Adding a source server.

Linking to a source of backup data server is really easy, you just have to use the --add-host command and enter the password. You will normally use the root user, you can use any other user name though.

xsibackup --add-host root@a.b.c.d:22

The above command is self explanatory, you have the user name, the @ sign followed by an IPv4 a colon and the port number which is usually 22 for the SSH service. Confirm and the appliance will be linked to the a.b.c.d. server by its RSA key.

Adding a backend server.

You can store your backups locally to any kind of device: VHD, RAW disk, NFS, SSHFS, Samba, etc... that can appear as local to the Linux file system. Nonetheless in this case we are going to use a remote IP target which will be bound to the appliance by its RSA key in a similar way as we did before for the source server. Instead of --add-host, we will use the --add-key argument.
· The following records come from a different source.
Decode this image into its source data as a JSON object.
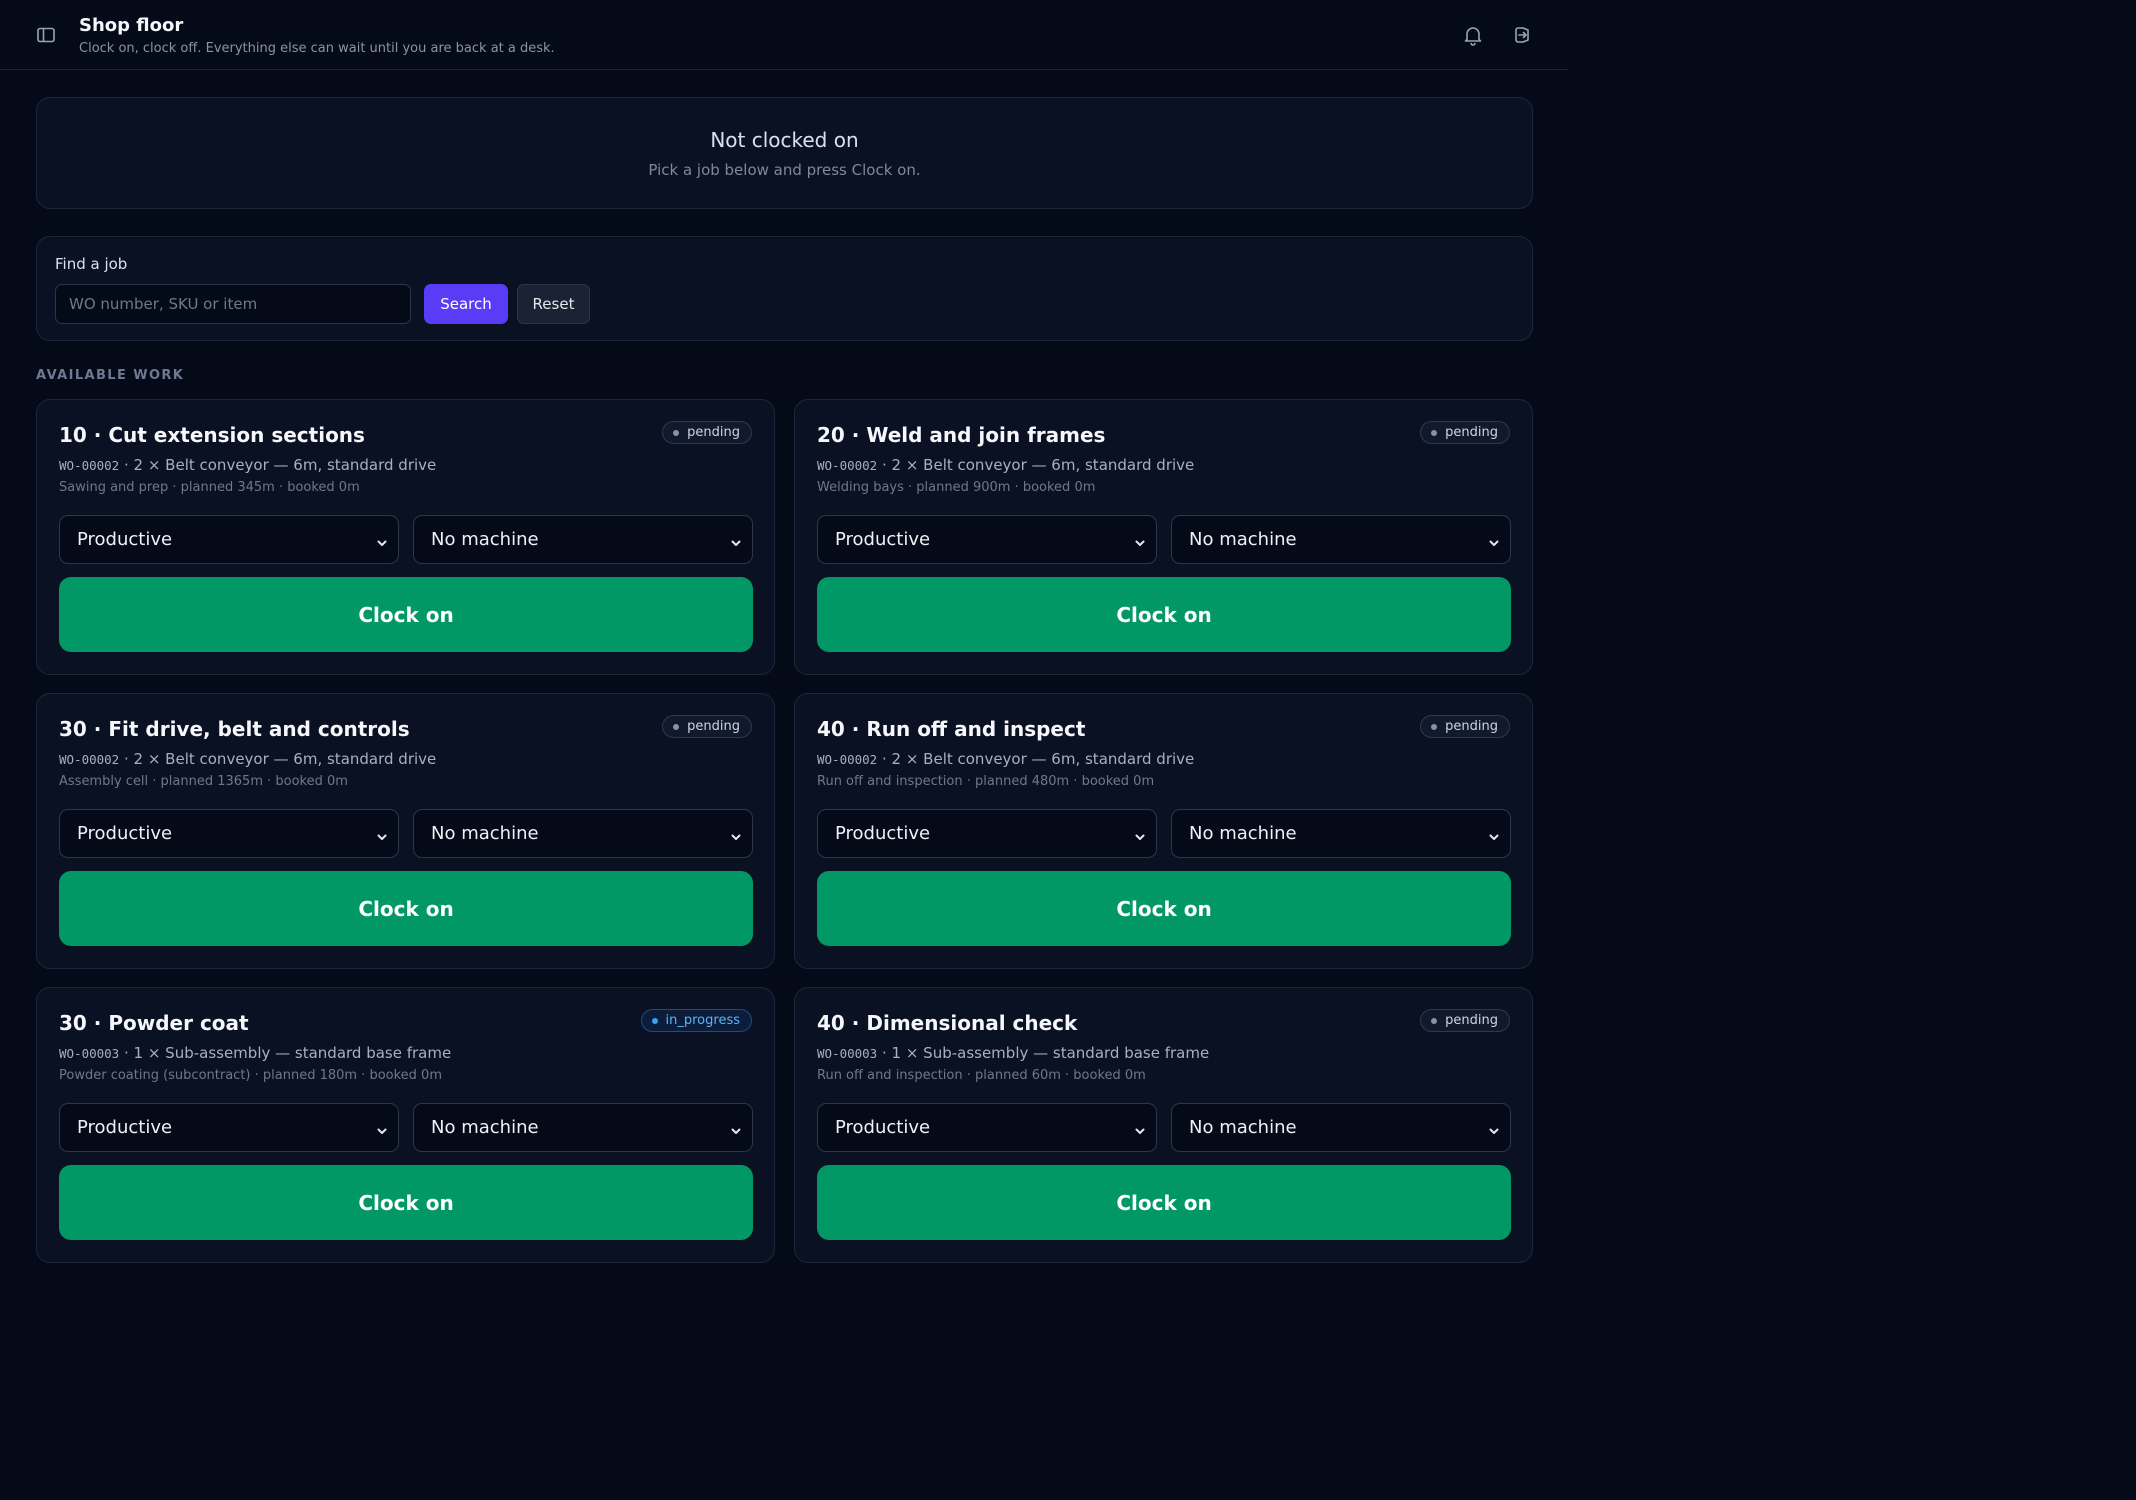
{
  "header": {
    "title": "Shop floor",
    "subtitle": "Clock on, clock off. Everything else can wait until you are back at a desk.",
    "icons": [
      "sidebar-toggle-icon",
      "bell-icon",
      "sign-out-icon"
    ]
  },
  "status": {
    "title": "Not clocked on",
    "hint": "Pick a job below and press Clock on."
  },
  "search": {
    "label": "Find a job",
    "placeholder": "WO number, SKU or item",
    "value": "",
    "search_label": "Search",
    "reset_label": "Reset"
  },
  "section": {
    "heading": "AVAILABLE WORK"
  },
  "colors": {
    "background": "#050a18",
    "card": "#0a1122",
    "accent": "#5b3cf6",
    "clock_on": "#029866",
    "in_progress": "#3aa0f0"
  },
  "operations": [
    {
      "title": "10 · Cut extension sections",
      "status": "pending",
      "wo": "WO-00002",
      "item": " · 2 × Belt conveyor — 6m, standard drive",
      "sub": "Sawing and prep · planned 345m · booked 0m",
      "category": "Productive",
      "machine": "No machine",
      "action": "Clock on"
    },
    {
      "title": "20 · Weld and join frames",
      "status": "pending",
      "wo": "WO-00002",
      "item": " · 2 × Belt conveyor — 6m, standard drive",
      "sub": "Welding bays · planned 900m · booked 0m",
      "category": "Productive",
      "machine": "No machine",
      "action": "Clock on"
    },
    {
      "title": "30 · Fit drive, belt and controls",
      "status": "pending",
      "wo": "WO-00002",
      "item": " · 2 × Belt conveyor — 6m, standard drive",
      "sub": "Assembly cell · planned 1365m · booked 0m",
      "category": "Productive",
      "machine": "No machine",
      "action": "Clock on"
    },
    {
      "title": "40 · Run off and inspect",
      "status": "pending",
      "wo": "WO-00002",
      "item": " · 2 × Belt conveyor — 6m, standard drive",
      "sub": "Run off and inspection · planned 480m · booked 0m",
      "category": "Productive",
      "machine": "No machine",
      "action": "Clock on"
    },
    {
      "title": "30 · Powder coat",
      "status": "in_progress",
      "wo": "WO-00003",
      "item": " · 1 × Sub-assembly — standard base frame",
      "sub": "Powder coating (subcontract) · planned 180m · booked 0m",
      "category": "Productive",
      "machine": "No machine",
      "action": "Clock on"
    },
    {
      "title": "40 · Dimensional check",
      "status": "pending",
      "wo": "WO-00003",
      "item": " · 1 × Sub-assembly — standard base frame",
      "sub": "Run off and inspection · planned 60m · booked 0m",
      "category": "Productive",
      "machine": "No machine",
      "action": "Clock on"
    }
  ]
}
xsibackup --add-key root@e.f.g.h:22

Enter the remote server's root password when prompted to and the e.f.g.h backend backup server will be bound to the appliance.

Building the backup job.

Now that you have linked the appliance to the source and target servers you can reference those IPs in the backup jobs. In this case we want to grab the remote folder /home/backup/sqldumps at server a.b.c.d and backup its contents, that is the Test-DB.sql.gz backup tar ball to some backup repository at e.f.g.h

xsibackup --backup /home/backup/sqldumps "root@e.f.g.h:22:/home/backup/repo01" \
--backup-host="root@a.b.c.d:22" --prev-script="/home/root/.xsi/etc/jobs/scripts/"

Arguments explained.

  1. The first argument is the action --backup. This is always a deduplicated backup to the location pointed to in the target argument.
  2. The source argument. This is what we are backing up at the source --backup-host. In this case it is a folder.
  3. The target argument. This is where we are copying the data to. In this case it is a remote location at root@e.f.g.h:22:/home/backup/repo01.
These first 3 arguments are fixed in position, that is: you always pass the action a source and then a target. The rest of the arguments are set from the 4th argument onwards.
  1. In fourth position we have the --backup-host argument, which tells ©XSIBackup which server the data to backup is sitting at.
  2. This is the "Previous Script" argument (--prev-script), which points at a script we want to run before running the backup job. In this case the script will dump the Test-DB database to the /home/backup/sqldumps directory at the source host. Then the backup job will backup the resulting dump to a deduplicated repository at root@e.f.g.h:22:/home/backup/repo01